In That Thing You Do, Geographically, guy travels with the band on this journey to fame. The story begins with him in his home in Pennsylvania where he is alone and drumming on his own time. As the story progresses, Guy joins a band and is swept up into this life of fame and stardom where he plays the drums with many others. He travels from state to state across the US with the band and each of them begins to drift off into the sky as they all rise to stardom together. After the band breaks up, Guy is back to point A once again, alone and playing the drums. When he comes back to point A this time, he has the confidence and understanding to approach Fae and pursue her whole-heartedly.
In this story “nature” is becoming famous. It is this place that Guy travels to for a short period of time and experiences these new things away from his usual comfort zone. Stardom is a place of darkness and unknown outside of his home town and this changes many people around him. The people in his ‘town’ are his fellow band members. They change violently as he enters the ‘forest’ them, otherwise known as the limelight. This story’s conflict is humility vs. fame. The life the people lead in the small town was a humble life and unknown. When the band enters the tour, they become famous and everything is centered on them.

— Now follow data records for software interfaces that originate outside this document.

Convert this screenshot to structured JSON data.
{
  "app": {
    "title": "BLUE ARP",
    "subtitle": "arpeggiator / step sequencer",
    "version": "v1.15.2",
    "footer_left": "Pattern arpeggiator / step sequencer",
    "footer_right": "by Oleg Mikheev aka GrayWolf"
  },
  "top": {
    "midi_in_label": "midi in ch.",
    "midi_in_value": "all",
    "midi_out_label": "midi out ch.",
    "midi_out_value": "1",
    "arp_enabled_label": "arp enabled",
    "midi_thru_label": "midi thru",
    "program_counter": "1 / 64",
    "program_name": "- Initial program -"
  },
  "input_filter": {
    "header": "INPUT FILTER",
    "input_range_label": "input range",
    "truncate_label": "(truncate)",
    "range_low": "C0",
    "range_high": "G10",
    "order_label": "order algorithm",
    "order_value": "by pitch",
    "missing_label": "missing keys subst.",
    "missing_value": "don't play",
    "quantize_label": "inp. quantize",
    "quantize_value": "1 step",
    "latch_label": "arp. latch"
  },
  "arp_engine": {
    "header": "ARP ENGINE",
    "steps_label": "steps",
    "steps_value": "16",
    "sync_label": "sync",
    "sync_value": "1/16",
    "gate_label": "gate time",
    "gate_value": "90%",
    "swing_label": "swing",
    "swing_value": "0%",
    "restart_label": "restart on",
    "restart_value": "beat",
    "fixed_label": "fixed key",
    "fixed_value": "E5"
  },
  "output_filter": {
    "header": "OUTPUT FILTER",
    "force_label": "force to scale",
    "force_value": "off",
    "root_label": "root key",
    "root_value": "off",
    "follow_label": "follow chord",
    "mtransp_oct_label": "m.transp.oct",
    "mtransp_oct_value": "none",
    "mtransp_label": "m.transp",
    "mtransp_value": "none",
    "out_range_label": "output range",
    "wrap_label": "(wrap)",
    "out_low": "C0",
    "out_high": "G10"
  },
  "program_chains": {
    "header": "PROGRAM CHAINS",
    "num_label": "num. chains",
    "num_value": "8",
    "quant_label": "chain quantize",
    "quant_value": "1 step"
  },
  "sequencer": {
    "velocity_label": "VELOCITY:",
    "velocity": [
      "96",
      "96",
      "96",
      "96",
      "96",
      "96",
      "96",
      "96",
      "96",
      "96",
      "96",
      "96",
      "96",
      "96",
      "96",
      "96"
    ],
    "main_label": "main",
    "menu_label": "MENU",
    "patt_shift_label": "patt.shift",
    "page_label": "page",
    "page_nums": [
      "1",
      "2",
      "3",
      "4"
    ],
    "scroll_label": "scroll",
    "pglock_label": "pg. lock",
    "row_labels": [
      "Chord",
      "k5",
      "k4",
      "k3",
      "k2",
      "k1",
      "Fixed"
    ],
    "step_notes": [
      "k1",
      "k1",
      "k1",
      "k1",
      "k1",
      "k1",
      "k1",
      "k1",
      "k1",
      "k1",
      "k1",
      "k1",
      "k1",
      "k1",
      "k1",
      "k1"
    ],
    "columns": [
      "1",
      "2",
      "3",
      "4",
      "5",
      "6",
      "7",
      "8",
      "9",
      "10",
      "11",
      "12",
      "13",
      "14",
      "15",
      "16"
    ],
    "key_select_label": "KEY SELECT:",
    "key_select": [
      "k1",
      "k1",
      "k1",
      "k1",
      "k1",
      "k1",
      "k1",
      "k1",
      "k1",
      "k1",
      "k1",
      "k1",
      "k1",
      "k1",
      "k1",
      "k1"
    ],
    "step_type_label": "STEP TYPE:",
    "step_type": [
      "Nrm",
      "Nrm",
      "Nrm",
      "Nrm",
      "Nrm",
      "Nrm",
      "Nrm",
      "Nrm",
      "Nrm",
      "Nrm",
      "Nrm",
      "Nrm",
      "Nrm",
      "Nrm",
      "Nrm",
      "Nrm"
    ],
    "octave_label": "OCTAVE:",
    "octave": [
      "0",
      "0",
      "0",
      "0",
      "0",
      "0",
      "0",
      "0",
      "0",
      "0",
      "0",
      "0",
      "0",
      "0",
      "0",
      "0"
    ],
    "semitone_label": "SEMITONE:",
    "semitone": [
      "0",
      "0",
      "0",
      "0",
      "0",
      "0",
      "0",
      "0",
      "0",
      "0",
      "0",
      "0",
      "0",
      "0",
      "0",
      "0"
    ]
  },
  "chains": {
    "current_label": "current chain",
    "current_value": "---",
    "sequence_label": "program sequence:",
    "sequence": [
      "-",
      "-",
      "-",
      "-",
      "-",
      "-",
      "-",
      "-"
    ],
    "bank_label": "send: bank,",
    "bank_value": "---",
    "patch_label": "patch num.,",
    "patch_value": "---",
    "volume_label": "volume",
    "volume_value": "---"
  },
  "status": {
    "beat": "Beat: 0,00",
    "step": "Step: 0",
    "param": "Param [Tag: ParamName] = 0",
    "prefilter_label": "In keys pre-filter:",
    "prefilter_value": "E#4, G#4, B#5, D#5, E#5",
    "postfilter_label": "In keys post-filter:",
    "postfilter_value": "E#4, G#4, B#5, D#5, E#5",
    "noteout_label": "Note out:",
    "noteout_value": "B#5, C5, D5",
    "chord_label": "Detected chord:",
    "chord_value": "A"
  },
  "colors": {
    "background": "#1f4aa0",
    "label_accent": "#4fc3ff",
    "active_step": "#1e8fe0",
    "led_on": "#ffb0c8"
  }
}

This story emphasizes the dangers of fame and stardom while emphasizes the goodness in the simplicity of leading a humble life.